What this task involves →
Copy out, from the entries below, each line holding the string "content".

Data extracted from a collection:
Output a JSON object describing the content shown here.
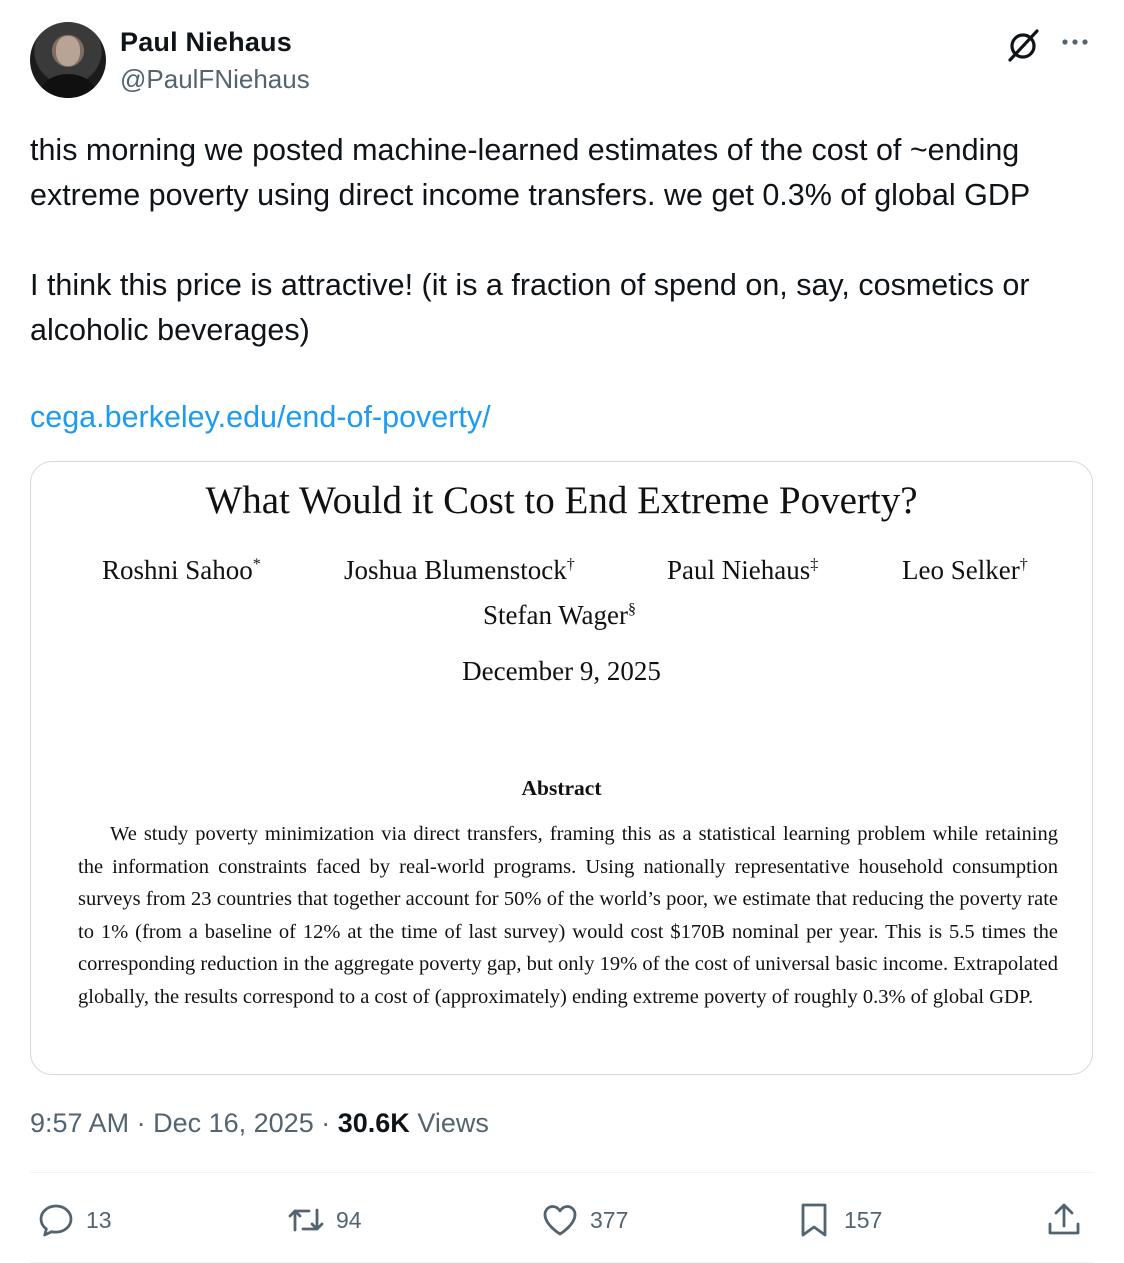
{
  "author": {
    "name": "Paul Niehaus",
    "handle": "@PaulFNiehaus"
  },
  "tweet": {
    "paragraph1": "this morning we posted machine-learned estimates of the cost of ~ending extreme poverty using direct income transfers. we get 0.3% of global GDP",
    "paragraph2": "I think this price is attractive! (it is a fraction of spend on, say, cosmetics or alcoholic beverages)",
    "link": "cega.berkeley.edu/end-of-poverty/"
  },
  "paper": {
    "title": "What Would it Cost to End Extreme Poverty?",
    "authors": [
      {
        "name": "Roshni Sahoo",
        "mark": "*"
      },
      {
        "name": "Joshua Blumenstock",
        "mark": "†"
      },
      {
        "name": "Paul Niehaus",
        "mark": "‡"
      },
      {
        "name": "Leo Selker",
        "mark": "†"
      },
      {
        "name": "Stefan Wager",
        "mark": "§"
      }
    ],
    "date": "December 9, 2025",
    "abstract_heading": "Abstract",
    "abstract": "We study poverty minimization via direct transfers, framing this as a statistical learning problem while retaining the information constraints faced by real-world programs. Using nationally representative household consumption surveys from 23 countries that together account for 50% of the world’s poor, we estimate that reducing the poverty rate to 1% (from a baseline of 12% at the time of last survey) would cost $170B nominal per year. This is 5.5 times the corresponding reduction in the aggregate poverty gap, but only 19% of the cost of universal basic income. Extrapolated globally, the results correspond to a cost of (approximately) ending extreme poverty of roughly 0.3% of global GDP."
  },
  "meta": {
    "time": "9:57 AM",
    "sep1": "·",
    "date": "Dec 16, 2025",
    "sep2": "·",
    "views_count": "30.6K",
    "views_label": "Views"
  },
  "actions": {
    "replies": "13",
    "reposts": "94",
    "likes": "377",
    "bookmarks": "157"
  },
  "icons": [
    "grok-icon",
    "more-icon",
    "reply-icon",
    "repost-icon",
    "like-icon",
    "bookmark-icon",
    "share-icon"
  ],
  "colors": {
    "link": "#1d9bf0",
    "secondary": "#536471",
    "text": "#0f1419",
    "border": "#cfd9de"
  }
}
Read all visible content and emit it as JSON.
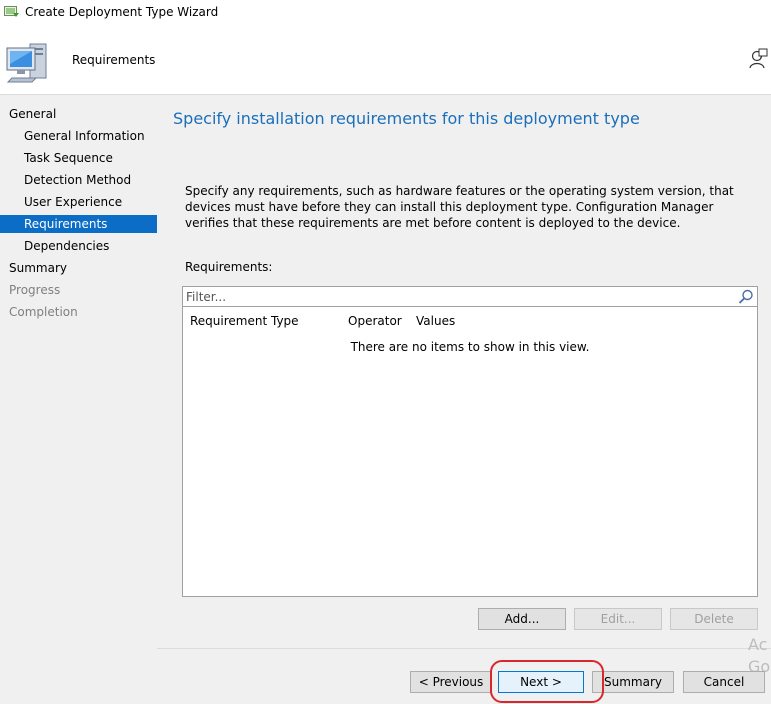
{
  "window": {
    "title": "Create Deployment Type Wizard"
  },
  "header": {
    "title": "Requirements",
    "icon": "computer-icon",
    "help_icon": "user-help-icon"
  },
  "nav": {
    "items": [
      {
        "label": "General",
        "state": "normal"
      },
      {
        "label": "General Information",
        "state": "normal"
      },
      {
        "label": "Task Sequence",
        "state": "normal"
      },
      {
        "label": "Detection Method",
        "state": "normal"
      },
      {
        "label": "User Experience",
        "state": "normal"
      },
      {
        "label": "Requirements",
        "state": "active"
      },
      {
        "label": "Dependencies",
        "state": "normal"
      },
      {
        "label": "Summary",
        "state": "normal"
      },
      {
        "label": "Progress",
        "state": "disabled"
      },
      {
        "label": "Completion",
        "state": "disabled"
      }
    ]
  },
  "main": {
    "title": "Specify installation requirements for this deployment type",
    "description": "Specify any requirements, such as hardware features or the operating system version, that devices must have before they can install this deployment type. Configuration Manager verifies that these requirements are met before content is deployed to the device.",
    "requirements_label": "Requirements:",
    "filter": {
      "placeholder": "Filter...",
      "value": ""
    },
    "columns": [
      "Requirement Type",
      "Operator",
      "Values"
    ],
    "empty_message": "There are no items to show in this view.",
    "list_buttons": {
      "add": "Add...",
      "edit": "Edit...",
      "delete": "Delete"
    }
  },
  "footer": {
    "previous": "< Previous",
    "next": "Next >",
    "summary": "Summary",
    "cancel": "Cancel"
  },
  "watermark": {
    "line1": "Ac",
    "line2": "Go"
  },
  "colors": {
    "accent": "#0c6dc7",
    "title": "#1a6fba",
    "highlight": "#d9272e",
    "panel": "#f0f0f0"
  }
}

Exercise output →
Output a JSON object describing the content shown here.
Read all visible content and emit it as JSON.
    "description": "Specify any requirements, such as hardware features or the operating system version, that devices must have before they can install this deployment type. Configuration Manager verifies that these requirements are met before content is deployed to the device.",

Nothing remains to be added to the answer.